truncate utility calls the
ftruncate system call under the hood. This system call is atomic: it either happens, or doesn't. So if you kill the
truncate process, the end result is that either the file is in its original state as if
truncate had not been run, or the file is truncated. You can't end up with a shortened but not fully truncated file.
Truncating a file doesn't overwrite the data on the disk. It only updates the list of blocks used by the file and the list of free blocks. It doesn't update the data blocks themselves: they'll be overwritten when they're reclaimed to store data later. Even with a large file, that wouldn't take long. And even overwriting 77 GB of data wouldn't take hours on any hardware where you're likely to have room for 77 GB of logs. So it's likely that something bad is happening. You may have hit a pathological case with bad performance on a full disk, but even so I would expect that to slow the system down for seconds, or minutes if something else is writing to the disk with high priority, but not hours. A more likely possibility is that there's something wrong with the disk, and that it's mostly a coincidence that it's revealed now.
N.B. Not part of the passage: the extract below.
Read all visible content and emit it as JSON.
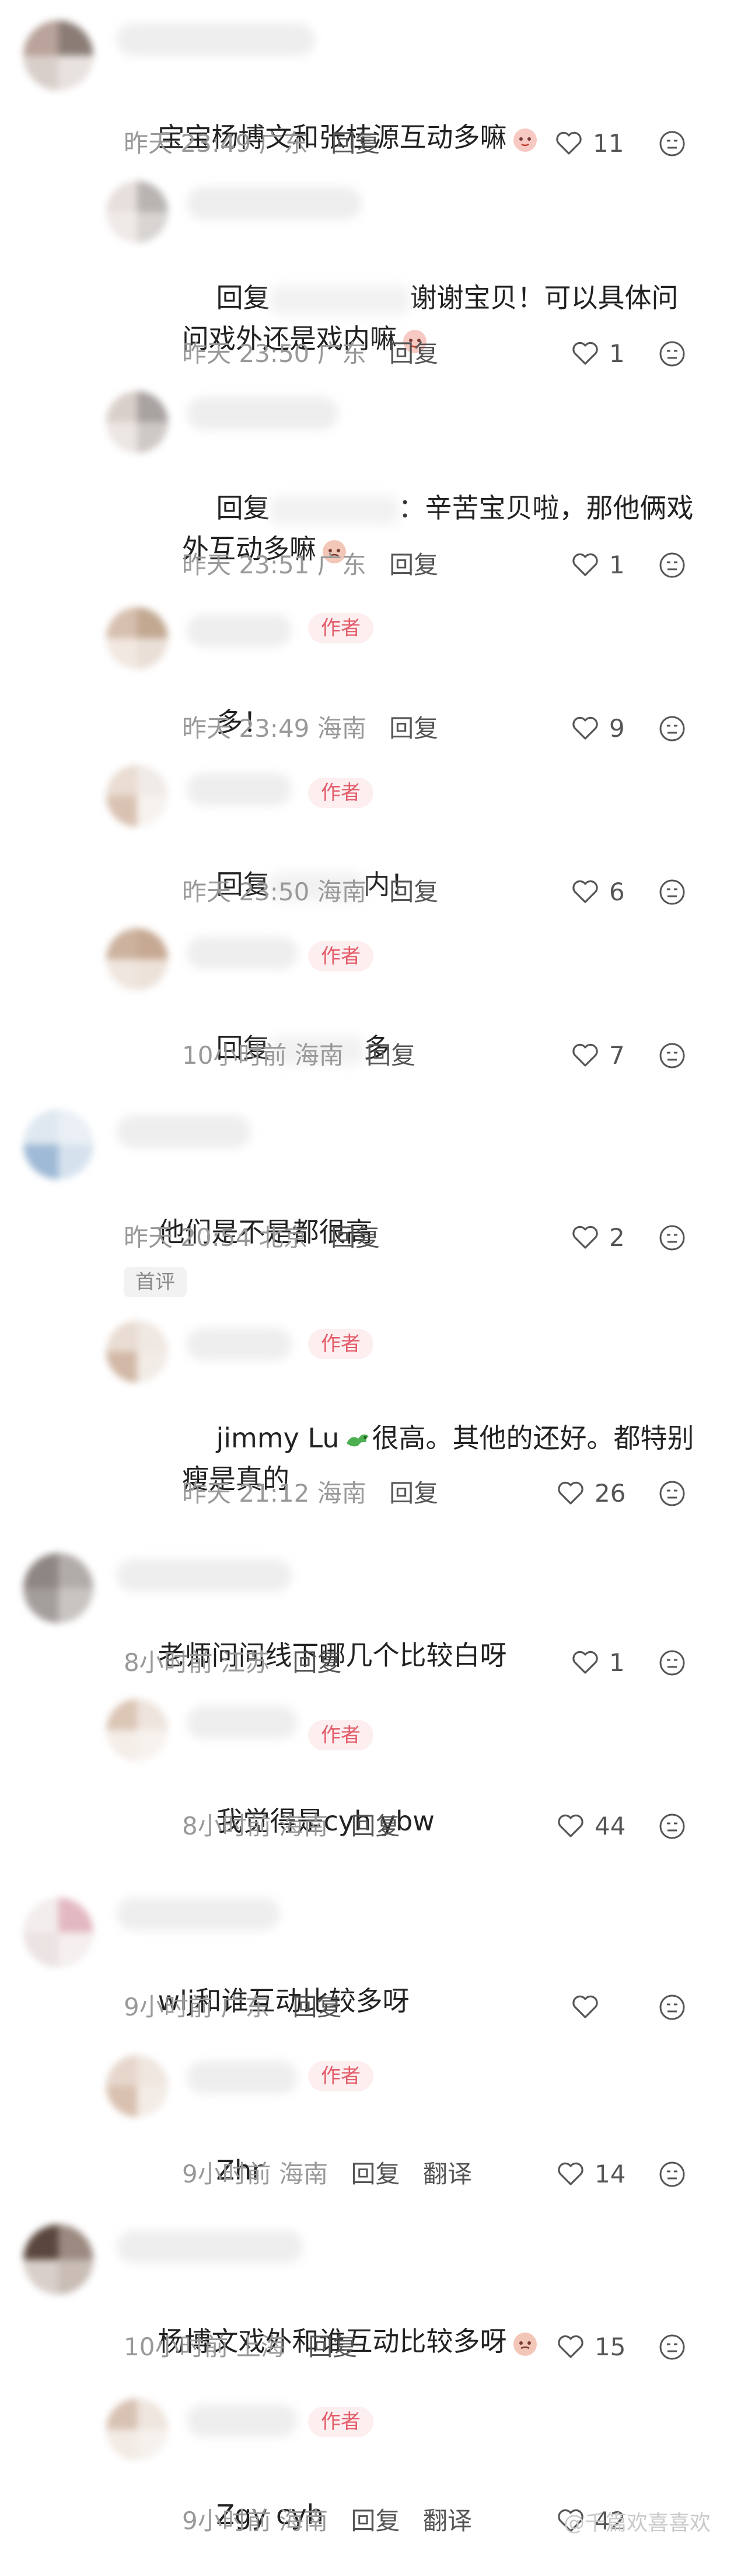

Check the kernel logs: if there's something wrong with the disk, you'll see messages about it. Also check the disk status with smartctl.
By the way,
syslog.1 is an archive file, so nothing else is going to write to it. You might as well remove it rather than make it empty.
¹ Unless there's a kernel or hardware bug, but that could happen regardless of whether you kill a process.